Quick Cash Flow Breakdown
Inflows occur in the form of revenues from selling goods and/or services, while outflows occur in the form of operational expenses. In a given month/quarter/year, it’s matching up what you bring in and compares it to what goes out.
Cash flow is also an important part of your accounting and bookkeeping process. And while financial documents like ledgers, journals and balance sheets are invaluable tools for recording business performance — tracking cash flow is critical to the future of your business.
- It’s a fiscal health check ensuring smooth business continuity in day-to-day activities
- Vital when emergencies arise calling for drastic measures
- Highlighting problem areas (overspend, underperformance)

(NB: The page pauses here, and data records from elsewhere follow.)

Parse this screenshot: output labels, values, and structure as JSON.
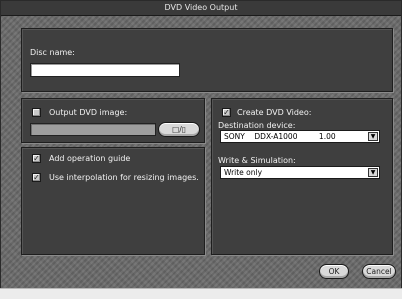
{
  "window": {
    "title": "DVD Video Output"
  },
  "disc": {
    "label": "Disc name:",
    "value": ""
  },
  "output_image": {
    "label": "Output DVD image:",
    "checked": false,
    "path": "",
    "browse_icon_text": "□/🗋"
  },
  "options": {
    "add_guide": {
      "label": "Add operation guide",
      "checked": true
    },
    "interpolation": {
      "label": "Use interpolation for resizing images.",
      "checked": true
    }
  },
  "create_video": {
    "label": "Create DVD Video:",
    "checked": true,
    "destination": {
      "label": "Destination device:",
      "value": "SONY    DDX-A1000         1.00"
    },
    "write_sim": {
      "label": "Write & Simulation:",
      "value": "Write only"
    }
  },
  "buttons": {
    "ok": "OK",
    "cancel": "Cancel"
  }
}
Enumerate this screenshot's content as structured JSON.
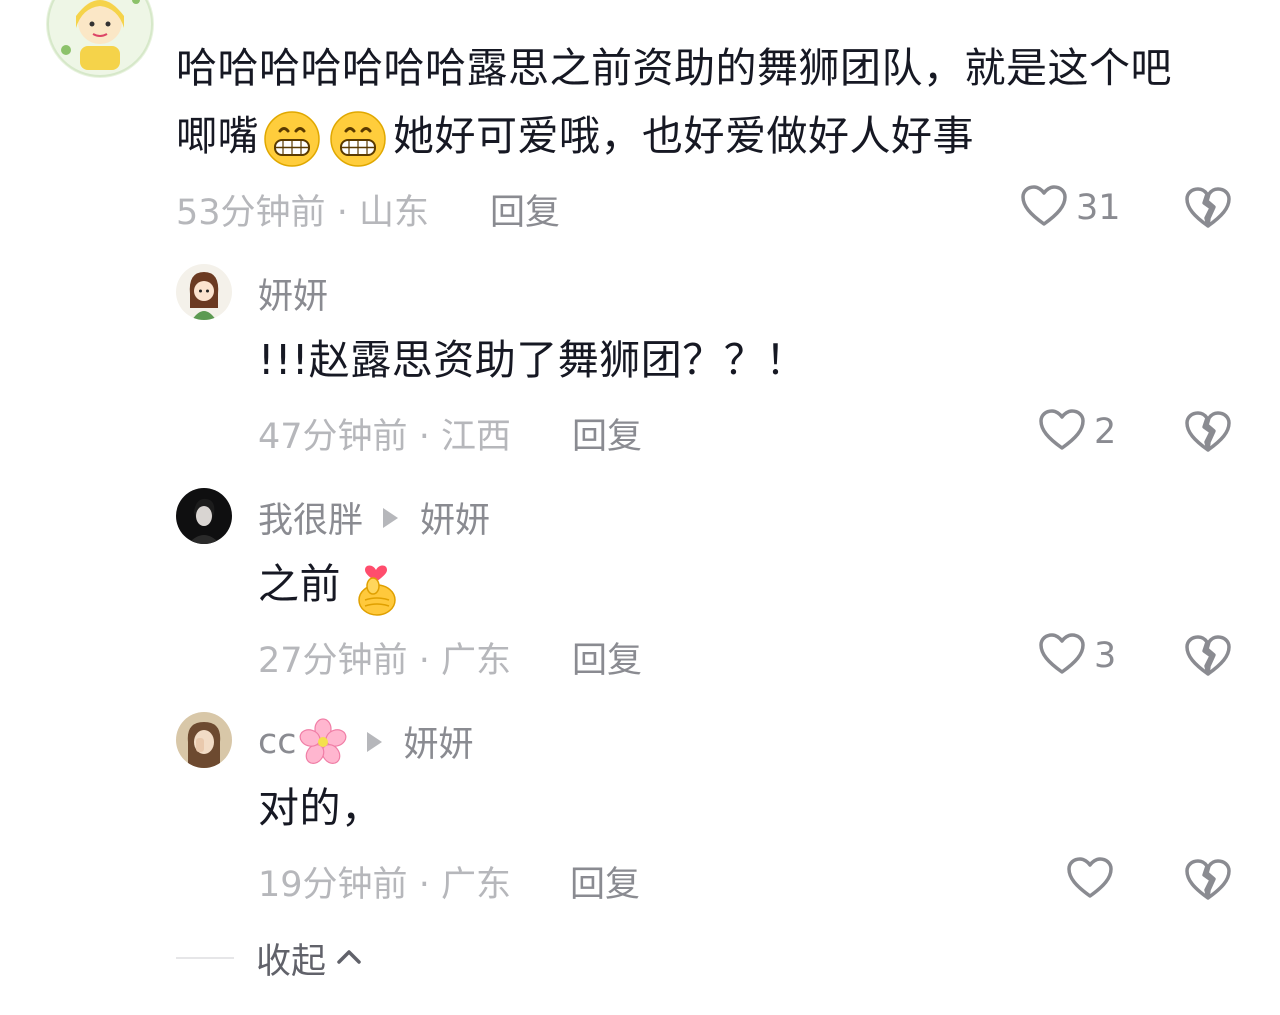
{
  "comments": [
    {
      "text_line1": "哈哈哈哈哈哈哈露思之前资助的舞狮团队，就是这个吧",
      "text_line2_a": "唧嘴",
      "text_line2_b": "她好可爱哦，也好爱做好人好事",
      "time": "53分钟前",
      "location": "山东",
      "reply": "回复",
      "likes": "31"
    }
  ],
  "replies": [
    {
      "username": "妍妍",
      "text": "!!!赵露思资助了舞狮团？？！",
      "time": "47分钟前",
      "location": "江西",
      "reply": "回复",
      "likes": "2"
    },
    {
      "username": "我很胖",
      "reply_to": "妍妍",
      "text": "之前",
      "time": "27分钟前",
      "location": "广东",
      "reply": "回复",
      "likes": "3"
    },
    {
      "username": "cc",
      "reply_to": "妍妍",
      "text": "对的，",
      "time": "19分钟前",
      "location": "广东",
      "reply": "回复",
      "likes": ""
    }
  ],
  "meta_separator": "·",
  "collapse_label": "收起",
  "icons": {
    "like": "heart-outline-icon",
    "dislike": "broken-heart-icon",
    "grin": "grinning-face-emoji",
    "finger_heart": "finger-heart-emoji",
    "flower": "cherry-blossom-emoji",
    "collapse": "chevron-up-icon"
  },
  "colors": {
    "text_primary": "#161823",
    "text_secondary": "#8a8b91",
    "text_tertiary": "#b6b7bb",
    "background": "#ffffff"
  }
}
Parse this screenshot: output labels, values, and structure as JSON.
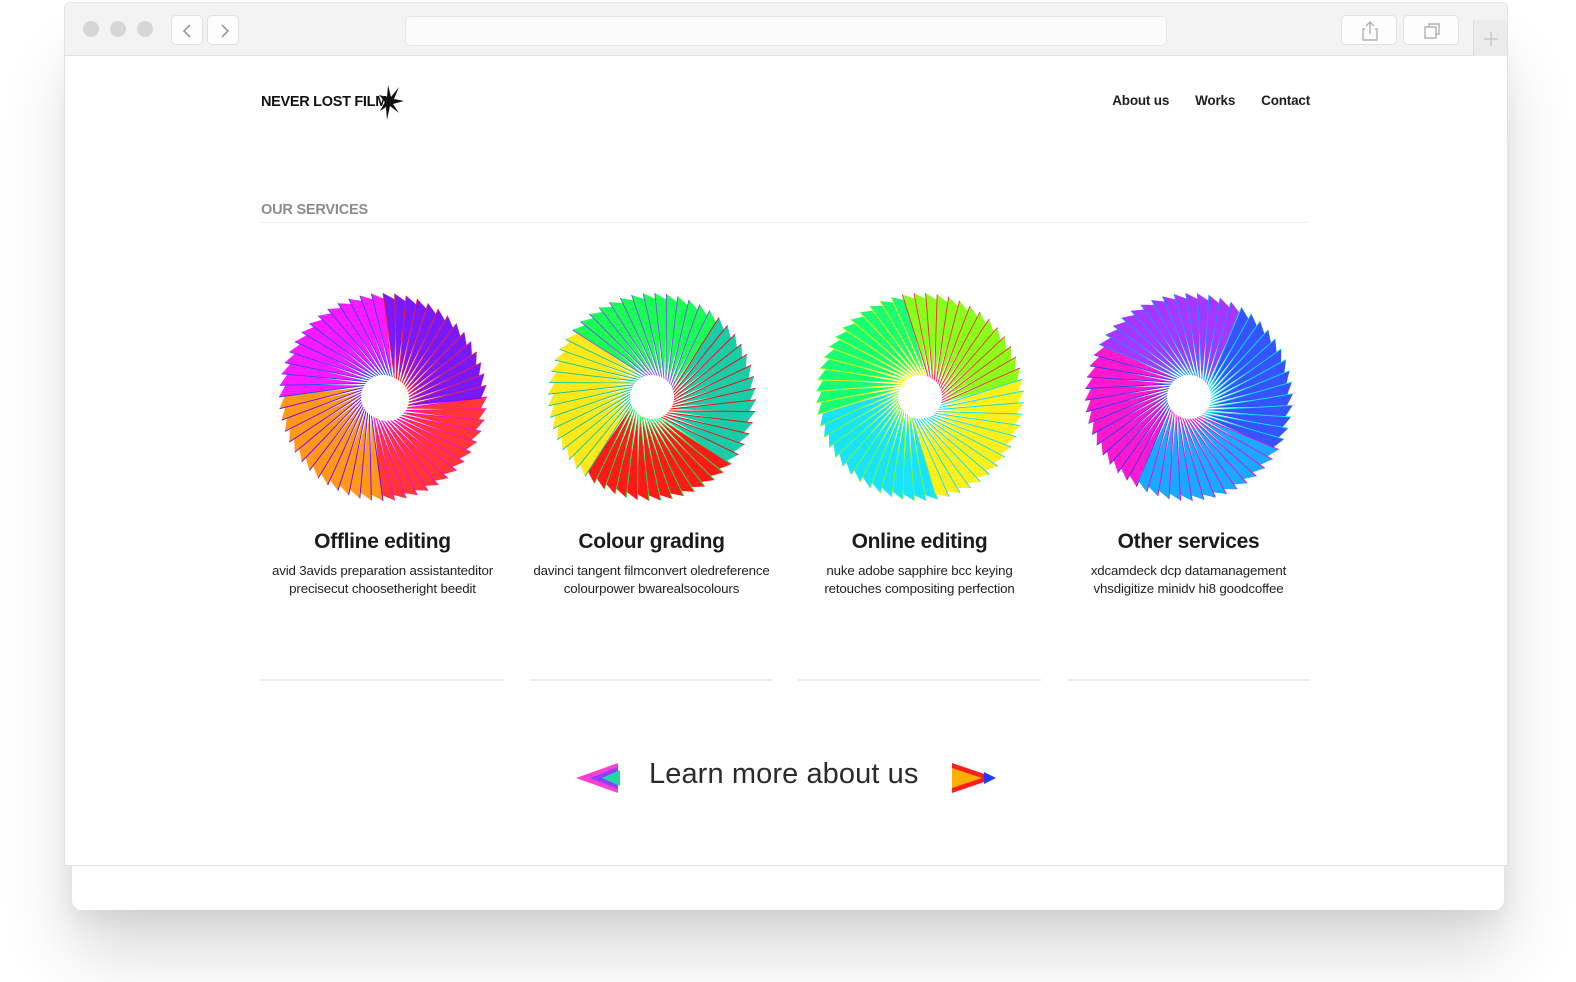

- Forecasting the future and using that data to make big decisions
Important side note: Suppliers tend to do business on a cash basis when dealing with startups. Running out of cash flow could mean running out of inventory, payroll, etc.. This is common practice up until the startup develops a credible record.
Analyzing cash flow shows the health of your business, right now. There’s really not a more beneficial metric when it comes to planning the next year.
A good cash flow review helps:
- Develop proactive cash flow management plans
- Create projections that ensure you meet all your operational costs in time and still have enough resources left for emergencies
- Give clarity when making future investment decisions such as expansion
- Make it harder for your business to fail in the coming months
Don’t Plan for 2021 Until You’ve Analyzed These Metrics to Review
There are hundreds of metrics, financial or otherwise. Many of them are helpful (some more than others). The four on this list give the best snapshot of your company’s marketing, sales and financial status. Look at them, see what happened and use it. Here’s to another year of your business.